The Self-Care Analogy That Curls My Toes

Kelly Van Zandt self

People love to preach self-care to new mothers and almost always follow up with the line, “You have to put on your own oxygen mask first, you know.”

If we are trying to clarify how a mother should prioritize her life using an analogy, why are we comparing her current situation to the tragic emergency of a plummeting aircraft? If my life is that of a nosediving plane, I hope we are talking about more than a vague “self-care” ritual; we had better be talking intervention, institutions, bucket lists or some sort of profound life adjustments.

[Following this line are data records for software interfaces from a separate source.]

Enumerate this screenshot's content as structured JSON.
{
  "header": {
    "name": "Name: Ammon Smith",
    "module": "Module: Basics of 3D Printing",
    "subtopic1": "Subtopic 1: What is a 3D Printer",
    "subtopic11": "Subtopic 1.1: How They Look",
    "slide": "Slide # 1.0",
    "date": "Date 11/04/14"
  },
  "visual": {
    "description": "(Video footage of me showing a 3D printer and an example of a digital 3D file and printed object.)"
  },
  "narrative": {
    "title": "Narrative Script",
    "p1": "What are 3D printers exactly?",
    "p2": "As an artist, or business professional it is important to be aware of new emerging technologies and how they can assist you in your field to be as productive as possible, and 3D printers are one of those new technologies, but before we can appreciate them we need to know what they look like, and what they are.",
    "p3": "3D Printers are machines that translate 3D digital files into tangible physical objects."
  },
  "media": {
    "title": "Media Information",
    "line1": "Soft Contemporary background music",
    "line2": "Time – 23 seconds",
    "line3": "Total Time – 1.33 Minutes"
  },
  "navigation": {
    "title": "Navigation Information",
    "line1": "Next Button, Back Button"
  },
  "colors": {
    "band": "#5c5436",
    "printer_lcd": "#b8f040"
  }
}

With oxygen mask analogies we are directly feeding into the culture of a chronic and dangerous stress-state. Motherhood is nothing if it’s not challenging, truth, but must we directly compare our situations to terrifying pending tragedy? Let’s give a mom an option for peace. My life is hectic, but I’m a grown-up with the ability to zoom out and gain perspective. Peace is possible in my day. Please don’t catastrophize me.

If however the objective of the oxygen analogy is to have a mother ponder how she may handle a fabricated emergency, I’m certain most moms would knee-jerk-reflex throw themselves in front of a speeding locomotive if it meant saving the life of their child.

So it is time to table the oxygen analogy, yes?

How about this? Hey Mama, self-care is really important. When you are at peace, your kids feel it. Your kids feel your well being, the radiance of your presence, the gentleness in your hands, and the fullness in your heart. A peaceful family is an extension of a peaceful parent. A peaceful family creates an opportunity for a peaceful community, nation, world. Let there be peace on earth and let it begin with mom.

Self-care is about creating a healthy mother not only for the sake of herself, but for the sake of being able to better serve her family. Let’s not muddle up the concept of self-care with grasping for oxygen when life reaches an emergency state. Reframe self-care to look more like tending a garden. Carefully. Consistently. Plant seeds, add sunshine, drink water, remove weeds, lay low in winter, and blossom in spring.

Mamas, self-care is crucial. The fruit you bear, the blossom you bloom is unique to you, but it is not for you. You bloom for others, and a tree can bear no fruit without water, dirt and sunshine.

 


Kelly Van Zandt is a certified postpartum doula who runs Your Mother NYC (@yourmothernyc), a service empowering new moms to experience growth and meaning in their everyday lives. For a deeper look at self-care, check out her blog.